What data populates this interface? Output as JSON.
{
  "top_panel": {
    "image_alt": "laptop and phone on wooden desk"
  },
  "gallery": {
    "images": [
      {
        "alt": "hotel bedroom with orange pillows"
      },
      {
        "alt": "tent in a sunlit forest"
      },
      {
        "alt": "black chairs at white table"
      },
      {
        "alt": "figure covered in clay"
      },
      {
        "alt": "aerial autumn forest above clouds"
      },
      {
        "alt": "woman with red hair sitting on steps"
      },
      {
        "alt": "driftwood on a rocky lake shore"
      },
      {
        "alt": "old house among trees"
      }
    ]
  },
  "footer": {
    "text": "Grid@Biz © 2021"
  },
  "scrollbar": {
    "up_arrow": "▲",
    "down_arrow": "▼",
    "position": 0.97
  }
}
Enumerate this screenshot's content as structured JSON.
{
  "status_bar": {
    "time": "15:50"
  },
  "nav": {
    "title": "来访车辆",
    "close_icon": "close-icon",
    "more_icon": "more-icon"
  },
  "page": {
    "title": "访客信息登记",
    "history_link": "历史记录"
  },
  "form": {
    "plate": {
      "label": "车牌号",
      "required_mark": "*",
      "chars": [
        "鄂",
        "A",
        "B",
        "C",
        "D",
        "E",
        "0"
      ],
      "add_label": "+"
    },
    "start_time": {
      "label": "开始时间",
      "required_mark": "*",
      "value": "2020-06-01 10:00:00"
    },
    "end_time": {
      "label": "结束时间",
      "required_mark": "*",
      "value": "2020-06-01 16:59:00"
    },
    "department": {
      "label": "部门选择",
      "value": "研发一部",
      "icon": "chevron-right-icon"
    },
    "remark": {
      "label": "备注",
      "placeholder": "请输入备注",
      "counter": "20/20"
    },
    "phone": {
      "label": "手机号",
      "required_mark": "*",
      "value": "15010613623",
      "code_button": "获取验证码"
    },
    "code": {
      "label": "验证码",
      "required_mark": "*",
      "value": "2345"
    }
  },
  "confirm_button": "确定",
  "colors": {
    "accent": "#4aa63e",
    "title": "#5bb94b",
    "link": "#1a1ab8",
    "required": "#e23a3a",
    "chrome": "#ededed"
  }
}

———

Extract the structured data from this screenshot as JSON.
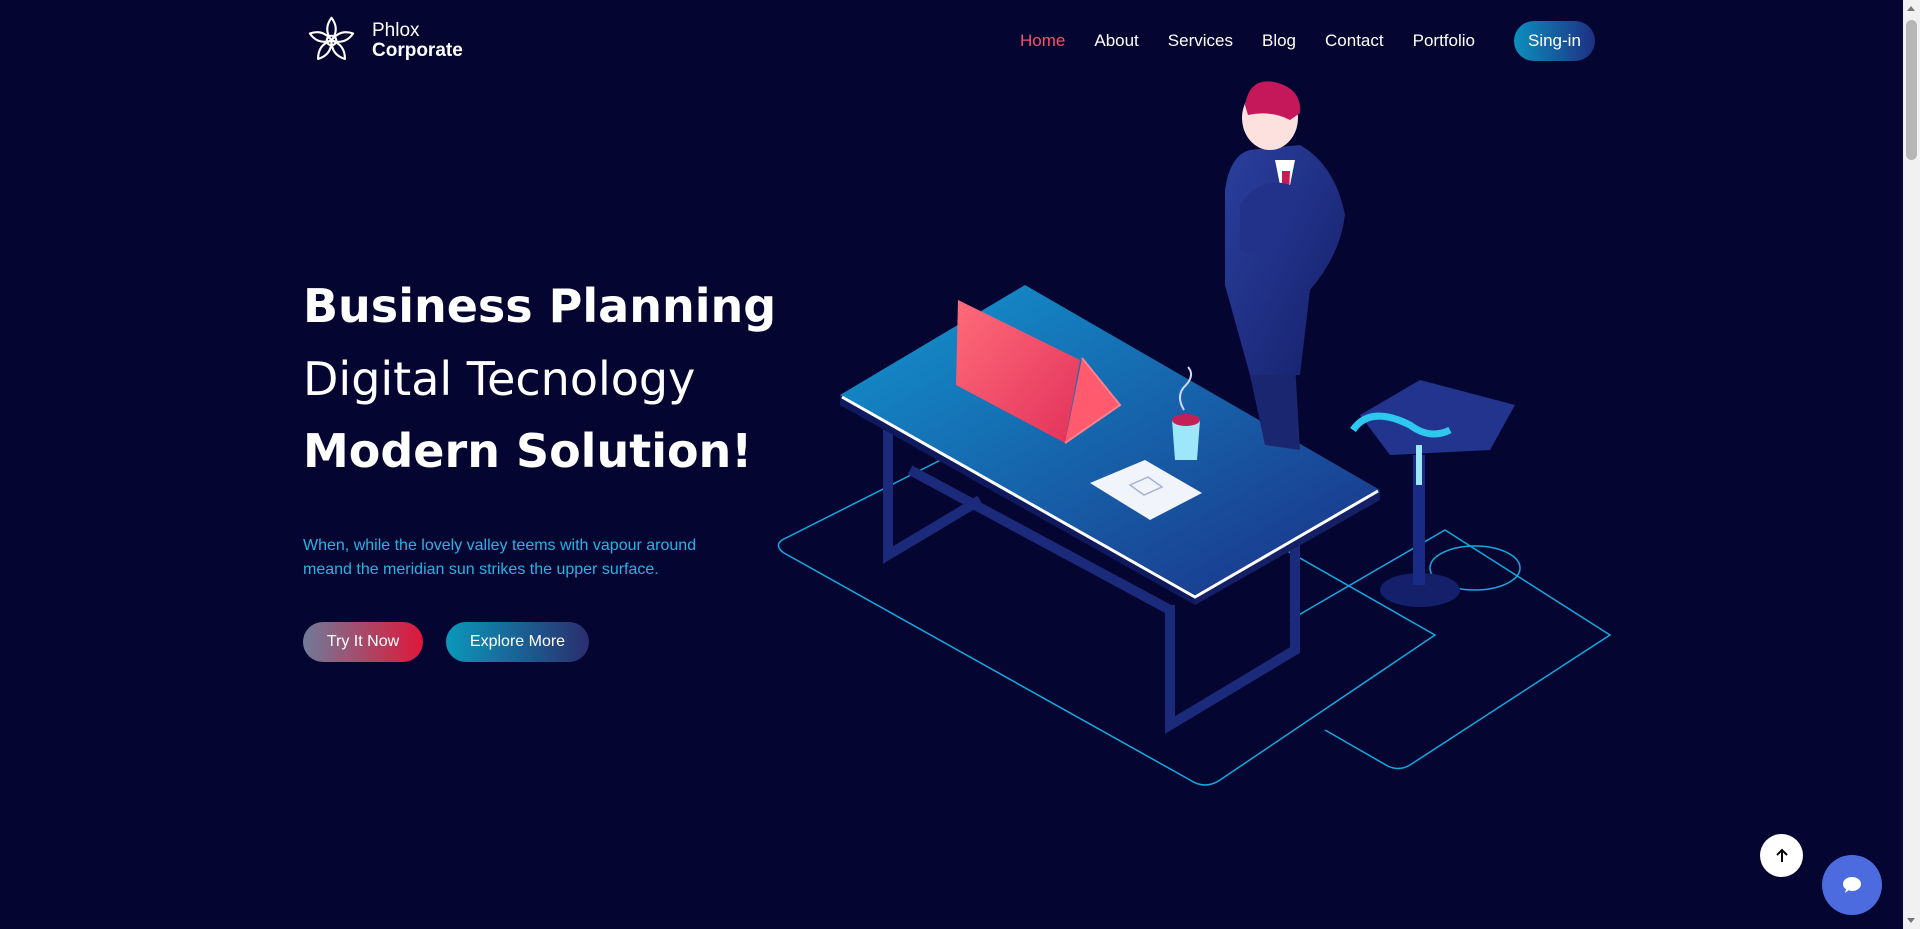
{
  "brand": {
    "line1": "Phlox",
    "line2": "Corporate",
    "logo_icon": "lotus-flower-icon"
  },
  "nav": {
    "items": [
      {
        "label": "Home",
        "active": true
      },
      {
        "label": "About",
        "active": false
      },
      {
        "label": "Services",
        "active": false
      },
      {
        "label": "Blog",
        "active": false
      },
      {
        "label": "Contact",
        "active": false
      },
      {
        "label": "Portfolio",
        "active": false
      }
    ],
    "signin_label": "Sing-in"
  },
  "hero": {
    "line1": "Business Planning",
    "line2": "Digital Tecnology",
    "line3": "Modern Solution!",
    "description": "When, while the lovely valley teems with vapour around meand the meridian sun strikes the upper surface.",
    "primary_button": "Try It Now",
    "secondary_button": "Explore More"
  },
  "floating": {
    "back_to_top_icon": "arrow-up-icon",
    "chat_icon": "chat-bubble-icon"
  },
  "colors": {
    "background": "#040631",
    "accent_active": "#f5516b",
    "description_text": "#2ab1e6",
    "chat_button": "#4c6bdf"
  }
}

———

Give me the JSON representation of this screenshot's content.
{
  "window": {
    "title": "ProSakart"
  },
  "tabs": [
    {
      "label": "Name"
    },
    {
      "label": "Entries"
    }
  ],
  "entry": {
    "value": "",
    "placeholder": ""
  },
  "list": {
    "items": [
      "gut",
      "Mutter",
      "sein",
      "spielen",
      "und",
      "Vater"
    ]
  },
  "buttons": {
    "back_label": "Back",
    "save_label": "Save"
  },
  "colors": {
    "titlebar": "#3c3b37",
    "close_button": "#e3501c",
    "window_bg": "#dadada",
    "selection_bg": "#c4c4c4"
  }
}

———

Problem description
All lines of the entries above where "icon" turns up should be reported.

Completed exercise
    "close_icon": "close-icon",
    "more_icon": "more-icon"
      "icon": "chevron-right-icon"
    "logo_icon": "lotus-flower-icon"
    "back_to_top_icon": "arrow-up-icon",
    "chat_icon": "chat-bubble-icon"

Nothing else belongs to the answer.